While bird-watching season may be long past, owl season is just getting started.

A few weeks ago, we noticed this peculiar sound coming from the vicinity of the Woodline over on our neighbors’ property, more specifically it was around dawn and dusk.

It sounded almost like a cat meowing, or the last note of a catbird’s call – you know, that harsh, sharp, almost angry “Meow!” sound. Although it sounded vaguely feline, we suspected it was something else mainly because the dogs paid it absolutely no mind.

Our primary suspect was that it was some sort of owl. I’m particularly fond of listening for owls, mainly because I love that twilight time at dawn and dusk when you are likely to hear them. I call that time “shift change” as the diurnal birds call it a day, and the night birds and amphibians take over singing duties.
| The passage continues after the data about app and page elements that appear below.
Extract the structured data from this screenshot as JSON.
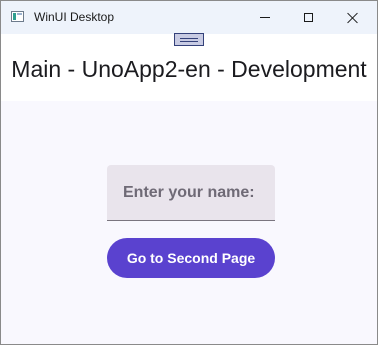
{
  "window": {
    "title": "WinUI Desktop",
    "icon": "app-window-icon",
    "controls": {
      "minimize_icon": "minimize-icon",
      "maximize_icon": "maximize-icon",
      "close_icon": "close-icon"
    }
  },
  "header": {
    "title": "Main - UnoApp2-en - Development"
  },
  "form": {
    "name_placeholder": "Enter your name:",
    "name_value": ""
  },
  "actions": {
    "second_page_label": "Go to Second Page"
  },
  "colors": {
    "accent": "#5a42cf",
    "page_background": "#f9f8fe",
    "input_background": "#e9e4ec"
  }
}
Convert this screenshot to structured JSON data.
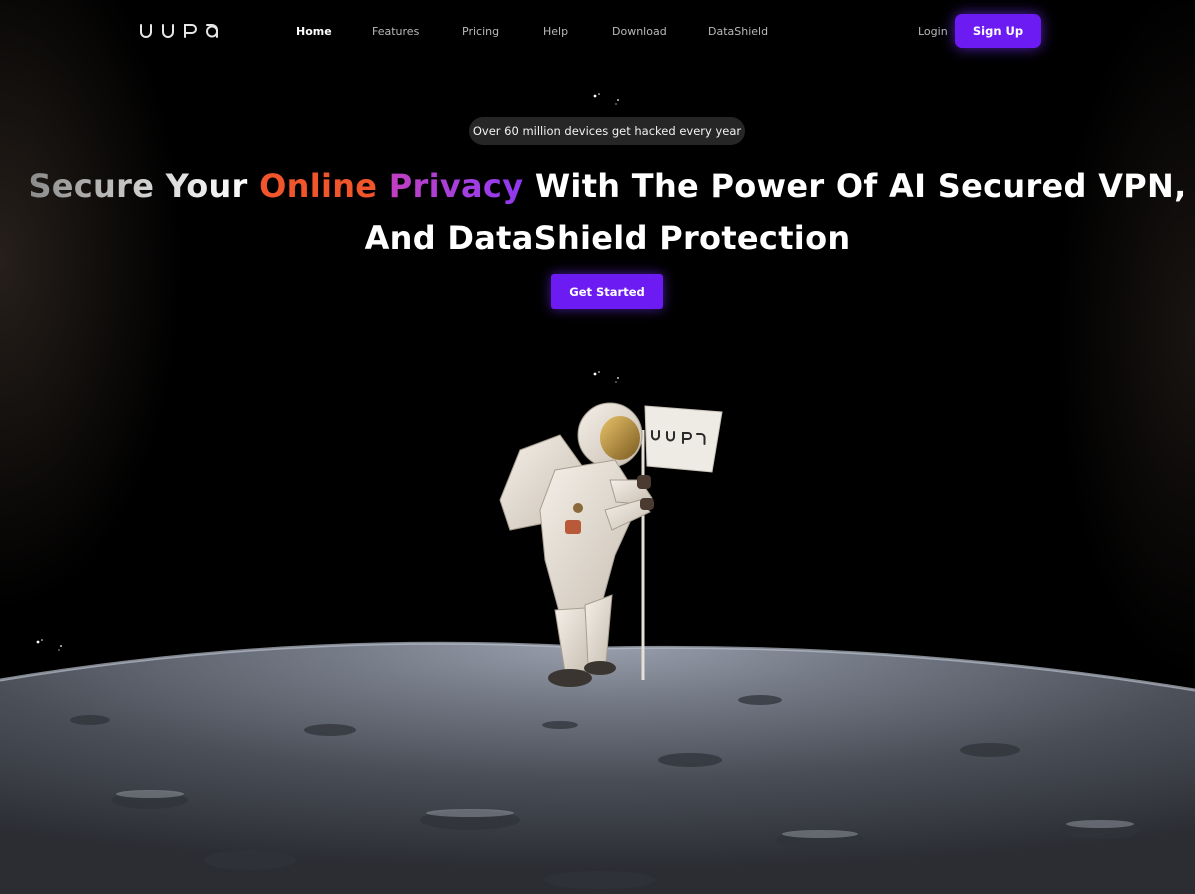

Several species of owls, namely the Eastern Screech Owl, Barred Owl, Great Horned Owls, and even Saw Whet Owls are no strangers to our little corner of the world, however this was one that I hadn’t heard before.

The barred owl is a likely candidate if you have ever heard an owl call in the middle of the night. ODNR photo.

Using a free bird ID app (Merlin Bird ID by The Cornell Lab) on my phone, I looked for those owls that are known to reside or migrate through southeastern Ohio and soon came across the Short-eared Owl. Playing the owl’s call on my phone quickly confirmed that our crepuscular visitor was indeed a Short-eared Owl.

The Short-eared Owl (Asio flammeus) is an Ohio species of special interest but is listed as a species of “least concern” over its entire range – which includes every continent except Australia and Antarctica. It is a raptor, or a bird of prey, and therefore “cool” – Far Side fans may get the reference to “Birds of prey know they’re cool.”

It is a medium-sized owl, falling squarely size-wise between the more-familiar barred and screech owls, and as its name suggests has short, barely visible feathered tufts or “ears” or on its head. It is tawny brown in color with a barred tail, and heavily streaked with darker feathers.

Unlike most owls, the Short-eared Owl is known to hunt at dawn and dusk, and even during the day – perhaps in relationship to its favored meal, the vole. Although I did not get to see it during the day, the species is known for flying low over the ground, in an erratic, fluttering, moth-like manner. It is also known for rarely vocalizing away from its breeding grounds, so I was fortunate to get to hear it.

The Short-eared Owl is only an occasional visitor to southern Ohio, although several have been known to nest along Lake Erie, so it was a bit of a treat to hear it mornings and evenings while it was in the neighborhood (although the local meadow voles may have disagreed).

If you enjoy owls, now is the time to start listening for them – particularly Great Horned Owls; while other birds are finished raising young or heading south, these owls are just beginning to stake out their territories for breeding in late fall or early winter.

The great horned owl is the largest of Ohio’s resident owls and the largest “eared” owl in North America. Once abundant in the state, great horned owl numbers have declined with the development of Ohio. ODNR photo.

Why do they breed so early? Perhaps it is to give their young a head start for learning to hunt in the spring when prey is more abundant. One thing that is for sure though, it is easy to hear them calling on the cold, still, winter nights.

Some of my best owl listening (and watching) has been while I was sitting on a deer stand in the pre-dawn darkness, waiting for the sun to come up. There’s nothing like sitting 20 feet up a tree having an owl come swooping down to a landing nearby, but I might suggest bundling up the kids and going out to listen for owls after sunset – and bring hot chocolate.

Jim Freeman is the wildlife specialist for the Meigs Soil and Water Conservation District. He can be contacted weekdays at 740-992-4282 or at [email protected]